 Petko Bakalov, Erik G. Hoel, Wee-Liang Heng,
Vassilis J. Tsotras, 'Editing and versioning dynamic network models',
Demo presented at the 16th ACM International Symposium on Advances in
Geographic Information Systems, ACM-GIS 2008, November 5-7, 2008,
 Michael J. Carey, Vassilis J. Tsotras: Letter from
the Special Issue Editors, 'XQuery
Processing: Practice and Experience', IEEE Data Eng. Bull. 31(4):
 Wenyu Huo, Vassilis J. Tsotras, "Efficient Management and Querying
of Transaction-time Databases under Branched Schema Evolution", UCR TR, July 2010.
 Petko Bakalov, Erik Hoel, Sudhakar Menon, and Vassilis J. Tsotras,
"Versioning and Editing of Network Models in a Multiuser Environment", submitted for publication.
 Mariam Salloum and Vassilis J. Tsotras, “A Unified Approach for Structural
XML Processing”, submitted for publication.
 Marcos R. Vieira, Humberto L. Razente, Maria C. N. Barioni, Marios Hadjieleftheriou,
Divesh Srivastava, Caetano Traina Jr., Vassilis J. Tsotras: “On Query Result Diversification,”
submitted for publication.
 Md. Mahbub Hasan, Vassilis J. Tsotras: "On XML query result diversity," under submission.
 Wenyu Huo, Vassilis J. Tsotras: "Temporal Top-k Search in Social
Tagging Sites Using Multiple Social Networks,"
link, In Proceedings of DASFAA, 2010, pp: 498-504.
 Theodoros Lappas, Marcos Vieira, Dimitris Gunopulos, Vassilis J. Tsotras: “Searching for

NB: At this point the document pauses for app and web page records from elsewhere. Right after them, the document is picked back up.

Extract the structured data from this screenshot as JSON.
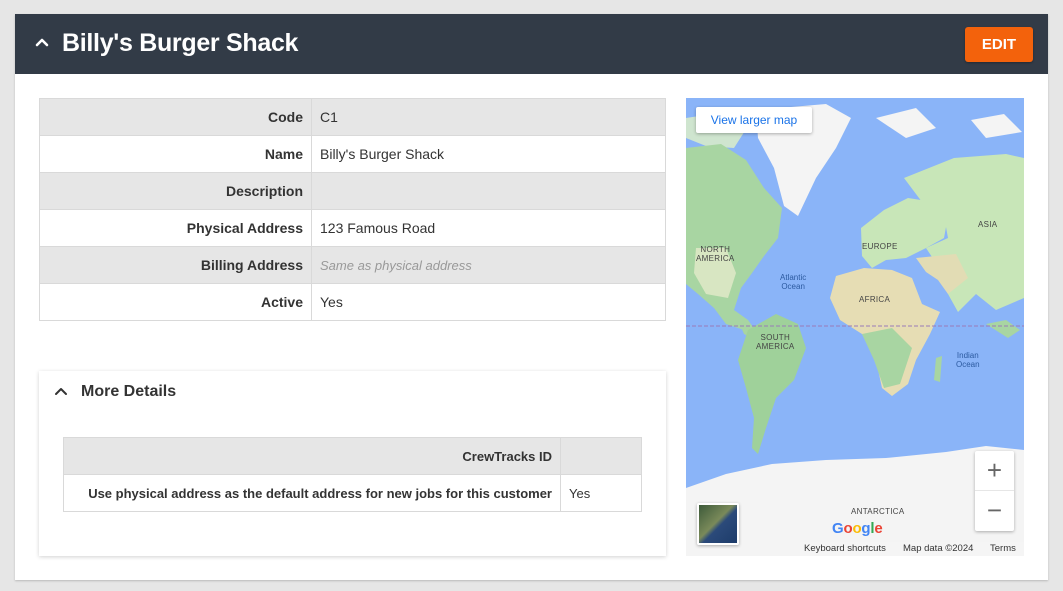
{
  "header": {
    "title": "Billy's Burger Shack",
    "edit_label": "EDIT",
    "bar_color": "#323b47",
    "accent_color": "#f3620c"
  },
  "info": {
    "rows": [
      {
        "label": "Code",
        "value": "C1"
      },
      {
        "label": "Name",
        "value": "Billy's Burger Shack"
      },
      {
        "label": "Description",
        "value": ""
      },
      {
        "label": "Physical Address",
        "value": "123 Famous Road"
      },
      {
        "label": "Billing Address",
        "value": "Same as physical address"
      },
      {
        "label": "Active",
        "value": "Yes"
      }
    ]
  },
  "more_details": {
    "title": "More Details",
    "rows": [
      {
        "label": "CrewTracks ID",
        "value": ""
      },
      {
        "label": "Use physical address as the default address for new jobs for this customer",
        "value": "Yes"
      }
    ]
  },
  "map": {
    "view_larger": "View larger map",
    "labels": {
      "north_america": [
        "NORTH",
        "AMERICA"
      ],
      "south_america": [
        "SOUTH",
        "AMERICA"
      ],
      "europe": "EUROPE",
      "africa": "AFRICA",
      "asia": "ASIA",
      "antarctica": "ANTARCTICA",
      "atlantic": [
        "Atlantic",
        "Ocean"
      ],
      "indian": [
        "Indian",
        "Ocean"
      ]
    },
    "zoom_in": "+",
    "zoom_out": "−",
    "google": "Google",
    "keyboard_shortcuts": "Keyboard shortcuts",
    "map_data": "Map data ©2024",
    "terms": "Terms"
  }
}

Documents on Influential Events through Space and Time,” submitted for publication.
 Marios Hadjieleftheriou, Vassilis J. Tsotras: Letter from
the Special Issue Editors, 'Result Diversity', IEEE Data Eng. Bull. 32(4):